And the hairball. What is the value of network analysis of genetic data except for being an undefined label for any work including the use of external data sources for the evaluation of hmm, some genetic data? Let’s be specific: what is the value of this recent high-profile paper in Nature Neuroscience describing the distribution of variants in a schizophrenia network? Continue reading

De novo mutations in Infantile Spasms and Lennox-Gastaut Syndrome

Quantum leap. At the Annual Meeting of the American Epilepsy Society, the Epi4K consortium presented the first data on exome sequencing in epileptic encephalopathies. This data is the most exciting finding in the field of epilepsy genetics in 2012 so far, as it provides a deep insight into the genetic architecture of Infantile Spasms (IS) and Lennox-Gastaut Syndrome (LGS). With the findings presented by the Epi4K collaborators, the epileptic encephalopathies are joining a group of neurodevelopmental disorders with a significant burden of de novo mutations.  However, there are important differences that set both IS and LGS apart from diseases like autism, intellectual disability and schizophrenia. Continue reading

Missed SCN1A mutations in Dravet Syndrome – a matter of degrees

Back from AES. I have just come back from the 66th Annual Meeting of the American Epilepsy Society and I would like to share some of the most recent findings that were presented at this meeting. Since we felt that our presentation on the “re-discovery” of SCN1A mutations in SCN1A-negative patients with Dravet Syndrome received quite some attention, I thought that I would share this part of our presentation as a brief screencast. In particular, I would like to thank Anna-Kaisa Anttonen and Anna-Elina Lehesjoki for providing us with the trace files. And of course thanks to everybody in RES who was involved in this.

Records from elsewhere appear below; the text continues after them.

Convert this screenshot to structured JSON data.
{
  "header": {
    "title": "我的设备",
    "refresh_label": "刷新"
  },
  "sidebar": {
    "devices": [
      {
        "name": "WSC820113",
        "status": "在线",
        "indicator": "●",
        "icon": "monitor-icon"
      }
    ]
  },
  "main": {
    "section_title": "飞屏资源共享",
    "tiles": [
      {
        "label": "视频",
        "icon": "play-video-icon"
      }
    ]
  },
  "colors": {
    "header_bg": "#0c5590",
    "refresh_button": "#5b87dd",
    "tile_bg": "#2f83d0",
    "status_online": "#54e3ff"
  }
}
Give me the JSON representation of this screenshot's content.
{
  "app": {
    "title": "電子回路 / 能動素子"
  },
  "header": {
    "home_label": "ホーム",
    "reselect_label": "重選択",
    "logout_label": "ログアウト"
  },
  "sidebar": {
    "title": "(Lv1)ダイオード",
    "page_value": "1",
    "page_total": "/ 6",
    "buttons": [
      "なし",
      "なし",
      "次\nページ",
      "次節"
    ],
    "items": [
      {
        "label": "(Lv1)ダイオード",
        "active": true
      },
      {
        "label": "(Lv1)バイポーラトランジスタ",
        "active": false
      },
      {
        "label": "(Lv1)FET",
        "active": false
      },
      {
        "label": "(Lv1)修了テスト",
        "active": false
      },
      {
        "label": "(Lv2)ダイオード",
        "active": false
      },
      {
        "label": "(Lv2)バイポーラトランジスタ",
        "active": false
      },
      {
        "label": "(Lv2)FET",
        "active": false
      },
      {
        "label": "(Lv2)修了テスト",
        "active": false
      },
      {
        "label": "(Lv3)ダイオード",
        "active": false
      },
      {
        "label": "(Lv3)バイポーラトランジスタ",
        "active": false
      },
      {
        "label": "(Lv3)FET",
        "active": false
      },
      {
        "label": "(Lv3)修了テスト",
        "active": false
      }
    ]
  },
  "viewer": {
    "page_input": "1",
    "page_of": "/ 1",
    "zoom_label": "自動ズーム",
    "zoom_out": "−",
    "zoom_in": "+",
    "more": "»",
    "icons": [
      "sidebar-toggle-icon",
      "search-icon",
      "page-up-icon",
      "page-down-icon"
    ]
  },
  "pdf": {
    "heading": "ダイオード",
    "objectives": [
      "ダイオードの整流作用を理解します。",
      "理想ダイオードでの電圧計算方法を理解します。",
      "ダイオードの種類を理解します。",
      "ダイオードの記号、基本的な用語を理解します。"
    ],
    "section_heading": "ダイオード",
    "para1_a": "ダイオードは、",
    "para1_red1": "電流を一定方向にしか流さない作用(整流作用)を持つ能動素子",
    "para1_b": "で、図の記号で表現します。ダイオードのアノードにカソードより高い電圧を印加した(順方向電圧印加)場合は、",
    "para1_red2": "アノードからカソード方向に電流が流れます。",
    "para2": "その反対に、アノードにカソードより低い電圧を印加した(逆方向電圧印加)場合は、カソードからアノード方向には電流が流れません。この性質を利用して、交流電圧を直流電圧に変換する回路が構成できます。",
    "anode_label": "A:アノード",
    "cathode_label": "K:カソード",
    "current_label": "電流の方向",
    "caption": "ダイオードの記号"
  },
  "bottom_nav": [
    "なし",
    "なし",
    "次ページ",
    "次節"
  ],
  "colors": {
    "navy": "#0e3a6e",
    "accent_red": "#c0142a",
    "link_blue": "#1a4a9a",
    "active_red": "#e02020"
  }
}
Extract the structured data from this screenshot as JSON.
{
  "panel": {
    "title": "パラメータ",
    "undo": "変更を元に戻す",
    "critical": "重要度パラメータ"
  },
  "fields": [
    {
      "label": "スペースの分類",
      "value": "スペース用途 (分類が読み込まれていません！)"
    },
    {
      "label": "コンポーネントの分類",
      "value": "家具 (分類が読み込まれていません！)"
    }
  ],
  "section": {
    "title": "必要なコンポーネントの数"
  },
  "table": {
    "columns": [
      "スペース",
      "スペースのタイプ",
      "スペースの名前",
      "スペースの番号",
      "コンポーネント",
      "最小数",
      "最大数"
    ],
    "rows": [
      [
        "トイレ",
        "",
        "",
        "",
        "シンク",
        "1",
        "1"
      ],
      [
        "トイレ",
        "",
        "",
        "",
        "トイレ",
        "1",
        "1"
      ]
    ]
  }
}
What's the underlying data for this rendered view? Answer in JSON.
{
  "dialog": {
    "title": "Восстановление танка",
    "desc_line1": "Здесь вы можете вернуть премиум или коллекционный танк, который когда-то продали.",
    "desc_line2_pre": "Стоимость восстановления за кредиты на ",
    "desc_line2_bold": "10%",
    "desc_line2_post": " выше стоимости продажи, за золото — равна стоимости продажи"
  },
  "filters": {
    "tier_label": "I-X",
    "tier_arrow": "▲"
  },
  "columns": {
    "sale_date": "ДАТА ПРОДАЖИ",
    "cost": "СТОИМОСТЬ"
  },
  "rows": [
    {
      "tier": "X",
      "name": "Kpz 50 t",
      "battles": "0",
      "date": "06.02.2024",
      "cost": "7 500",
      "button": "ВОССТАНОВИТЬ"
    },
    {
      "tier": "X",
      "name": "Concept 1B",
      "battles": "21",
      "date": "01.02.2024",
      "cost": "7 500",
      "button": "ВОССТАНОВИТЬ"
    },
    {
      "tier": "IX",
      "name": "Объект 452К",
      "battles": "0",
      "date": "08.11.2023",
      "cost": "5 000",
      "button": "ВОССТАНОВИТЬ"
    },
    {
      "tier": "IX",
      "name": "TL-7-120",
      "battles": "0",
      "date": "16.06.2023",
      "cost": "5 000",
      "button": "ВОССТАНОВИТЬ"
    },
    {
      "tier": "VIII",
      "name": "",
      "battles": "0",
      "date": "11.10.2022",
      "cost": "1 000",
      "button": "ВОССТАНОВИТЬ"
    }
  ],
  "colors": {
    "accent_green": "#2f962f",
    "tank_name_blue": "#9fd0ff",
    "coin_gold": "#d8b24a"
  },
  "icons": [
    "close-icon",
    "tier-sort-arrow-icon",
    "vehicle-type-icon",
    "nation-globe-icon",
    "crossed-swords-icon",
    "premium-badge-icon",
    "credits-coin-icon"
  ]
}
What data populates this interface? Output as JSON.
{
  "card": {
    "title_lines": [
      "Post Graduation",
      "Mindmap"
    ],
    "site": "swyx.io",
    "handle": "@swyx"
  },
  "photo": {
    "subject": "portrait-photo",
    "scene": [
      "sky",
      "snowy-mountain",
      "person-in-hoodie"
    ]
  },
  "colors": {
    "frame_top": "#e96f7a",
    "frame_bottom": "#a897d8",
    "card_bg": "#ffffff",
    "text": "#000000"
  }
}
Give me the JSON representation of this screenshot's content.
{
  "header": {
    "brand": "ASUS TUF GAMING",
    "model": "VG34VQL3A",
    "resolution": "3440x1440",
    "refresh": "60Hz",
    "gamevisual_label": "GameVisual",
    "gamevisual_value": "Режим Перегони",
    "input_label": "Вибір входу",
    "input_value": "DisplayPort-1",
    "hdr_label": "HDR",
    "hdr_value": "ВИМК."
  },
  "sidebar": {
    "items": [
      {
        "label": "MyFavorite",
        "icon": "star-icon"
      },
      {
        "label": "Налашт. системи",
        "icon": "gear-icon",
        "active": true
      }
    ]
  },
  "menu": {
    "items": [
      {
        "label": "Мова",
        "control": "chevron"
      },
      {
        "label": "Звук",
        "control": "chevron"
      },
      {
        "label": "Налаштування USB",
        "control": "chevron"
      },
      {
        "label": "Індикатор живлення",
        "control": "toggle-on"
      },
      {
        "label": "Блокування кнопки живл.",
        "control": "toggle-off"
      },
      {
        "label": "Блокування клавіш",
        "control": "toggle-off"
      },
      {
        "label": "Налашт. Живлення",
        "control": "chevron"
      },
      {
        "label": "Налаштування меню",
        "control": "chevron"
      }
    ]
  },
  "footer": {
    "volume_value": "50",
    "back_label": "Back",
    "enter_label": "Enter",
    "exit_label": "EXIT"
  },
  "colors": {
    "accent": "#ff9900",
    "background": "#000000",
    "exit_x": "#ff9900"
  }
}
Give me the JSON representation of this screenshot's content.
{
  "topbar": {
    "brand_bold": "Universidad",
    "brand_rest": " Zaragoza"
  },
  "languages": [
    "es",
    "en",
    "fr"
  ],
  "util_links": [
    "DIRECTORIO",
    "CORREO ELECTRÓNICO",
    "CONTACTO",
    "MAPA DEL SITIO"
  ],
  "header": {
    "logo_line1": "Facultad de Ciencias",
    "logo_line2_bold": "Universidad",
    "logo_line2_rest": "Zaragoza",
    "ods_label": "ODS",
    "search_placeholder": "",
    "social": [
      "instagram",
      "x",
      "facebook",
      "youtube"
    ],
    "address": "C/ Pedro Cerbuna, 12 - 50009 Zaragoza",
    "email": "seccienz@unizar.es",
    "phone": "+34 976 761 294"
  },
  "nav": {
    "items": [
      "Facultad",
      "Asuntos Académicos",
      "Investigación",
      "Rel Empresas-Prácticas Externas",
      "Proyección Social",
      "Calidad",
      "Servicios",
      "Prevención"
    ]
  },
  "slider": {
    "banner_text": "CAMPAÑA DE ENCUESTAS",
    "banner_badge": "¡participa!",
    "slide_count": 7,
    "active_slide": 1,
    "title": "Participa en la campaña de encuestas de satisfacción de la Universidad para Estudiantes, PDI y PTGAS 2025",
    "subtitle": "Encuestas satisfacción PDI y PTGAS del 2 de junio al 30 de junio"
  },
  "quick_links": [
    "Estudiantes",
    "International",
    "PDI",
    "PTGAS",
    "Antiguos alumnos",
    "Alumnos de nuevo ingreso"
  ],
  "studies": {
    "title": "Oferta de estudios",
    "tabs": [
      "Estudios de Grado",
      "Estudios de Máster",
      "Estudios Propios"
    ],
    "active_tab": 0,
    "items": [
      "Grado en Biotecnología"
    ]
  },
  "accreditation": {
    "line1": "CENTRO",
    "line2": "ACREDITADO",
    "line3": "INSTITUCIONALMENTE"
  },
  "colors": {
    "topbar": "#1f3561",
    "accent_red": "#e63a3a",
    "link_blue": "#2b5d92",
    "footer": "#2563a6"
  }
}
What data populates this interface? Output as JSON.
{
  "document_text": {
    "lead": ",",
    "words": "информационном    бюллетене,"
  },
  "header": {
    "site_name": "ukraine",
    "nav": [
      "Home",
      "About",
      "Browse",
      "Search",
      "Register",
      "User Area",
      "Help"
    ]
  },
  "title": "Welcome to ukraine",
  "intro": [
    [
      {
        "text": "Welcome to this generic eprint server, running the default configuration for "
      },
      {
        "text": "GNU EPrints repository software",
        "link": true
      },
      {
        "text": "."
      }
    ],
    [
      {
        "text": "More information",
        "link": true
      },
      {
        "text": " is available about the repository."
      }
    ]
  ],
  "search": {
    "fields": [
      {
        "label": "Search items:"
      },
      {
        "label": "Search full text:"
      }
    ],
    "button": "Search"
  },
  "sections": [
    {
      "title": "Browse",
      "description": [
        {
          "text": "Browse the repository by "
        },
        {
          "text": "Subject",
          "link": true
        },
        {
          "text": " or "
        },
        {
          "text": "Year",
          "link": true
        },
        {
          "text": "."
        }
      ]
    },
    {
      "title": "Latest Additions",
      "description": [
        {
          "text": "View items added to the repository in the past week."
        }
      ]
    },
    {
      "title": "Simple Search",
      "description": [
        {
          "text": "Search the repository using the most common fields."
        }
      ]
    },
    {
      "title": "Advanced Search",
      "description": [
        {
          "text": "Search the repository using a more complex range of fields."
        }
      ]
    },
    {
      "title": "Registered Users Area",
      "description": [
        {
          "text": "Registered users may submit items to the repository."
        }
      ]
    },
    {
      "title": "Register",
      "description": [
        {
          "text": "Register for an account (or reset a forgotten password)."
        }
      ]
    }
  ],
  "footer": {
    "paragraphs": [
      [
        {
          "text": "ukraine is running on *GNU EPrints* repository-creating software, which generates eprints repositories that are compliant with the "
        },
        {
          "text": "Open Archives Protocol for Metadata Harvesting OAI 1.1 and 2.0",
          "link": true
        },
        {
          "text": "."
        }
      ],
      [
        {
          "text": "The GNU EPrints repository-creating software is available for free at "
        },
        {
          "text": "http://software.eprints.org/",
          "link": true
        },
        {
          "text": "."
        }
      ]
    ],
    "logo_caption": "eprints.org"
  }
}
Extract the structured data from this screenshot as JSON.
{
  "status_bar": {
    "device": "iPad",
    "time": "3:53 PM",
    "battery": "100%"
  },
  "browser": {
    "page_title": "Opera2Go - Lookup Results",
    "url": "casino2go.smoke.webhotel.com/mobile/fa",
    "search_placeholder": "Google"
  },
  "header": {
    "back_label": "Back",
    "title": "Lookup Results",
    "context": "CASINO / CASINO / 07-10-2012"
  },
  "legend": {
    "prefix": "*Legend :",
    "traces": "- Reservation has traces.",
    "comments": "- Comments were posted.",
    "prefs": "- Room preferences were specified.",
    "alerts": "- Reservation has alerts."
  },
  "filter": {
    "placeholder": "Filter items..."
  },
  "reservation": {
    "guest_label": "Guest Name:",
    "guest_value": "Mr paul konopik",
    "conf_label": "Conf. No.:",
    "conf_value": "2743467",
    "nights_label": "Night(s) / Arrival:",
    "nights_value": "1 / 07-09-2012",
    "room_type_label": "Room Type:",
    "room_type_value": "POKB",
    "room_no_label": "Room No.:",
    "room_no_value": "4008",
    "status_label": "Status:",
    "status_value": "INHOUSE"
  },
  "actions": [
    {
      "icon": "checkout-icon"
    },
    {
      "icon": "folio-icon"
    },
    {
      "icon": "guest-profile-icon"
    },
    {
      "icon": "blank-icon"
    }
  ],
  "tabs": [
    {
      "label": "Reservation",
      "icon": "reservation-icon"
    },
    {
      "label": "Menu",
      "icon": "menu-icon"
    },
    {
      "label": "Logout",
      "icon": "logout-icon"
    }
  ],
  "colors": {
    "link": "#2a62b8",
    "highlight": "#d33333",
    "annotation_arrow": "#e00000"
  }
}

How to deal with scientific disappointment

Difficult times. The last two weeks were hard for me scientifically. In addition to having two papers rejected within a week, I learned that a major grant proposal that was rejected. Particularly the latter I didn’t take well, since I was quite convinced that we would make the next round. Also, this was for a project where funding was more than necessary. We all know scientific disappointments in their various forms, and I thought that I would dedicate a post to this topic. Please follow me while I stumble through the internet, looking for the science of disappointment. Continue reading

Spooky, scary, phantom heritability

Twilight zone. Admittedly, Halloween is already a few weeks behind us, but I was reminded of it a week ago when I stumbled across the concept of phantom heritability. And guess what, this concept has already been out there since early 2012 and, scarily enough, we didn’t notice it. So what is this mysterious conspiracy behind phantom heritability? Well, it’s about things out there beyond our understanding and the fact that we might already know more than we think we know. But be warned, if you decide to read this post, your understanding of genetic architecture might be changed forever. And there is no going back. Boo! Continue reading

Of diapers and desktops – a belated Thanksgiving post

The post I didn’t write. Last Thursday was Thanksgiving and my daughter’s second birthday. Therefore, even though I initially had grandiose plans for a Thanksgiving post, I did what a family father would do on days like this – not write blog posts. Therefore, having digested the Thanksgiving dinner and having survived Black Friday, here comes our belated Thanksgiving post. Let’s think for a second how we handle the combination of family and research. Continue reading

The Biobank Dilemma

Killing two birds with one stone. I am currently preparing for a presentation for the Scientific Advisory Board of our local biobank network P2N and I thought that I wanted to share a few thoughts on biobanking and sample collection for epilepsy genetics that have troubled me for a while. Continue reading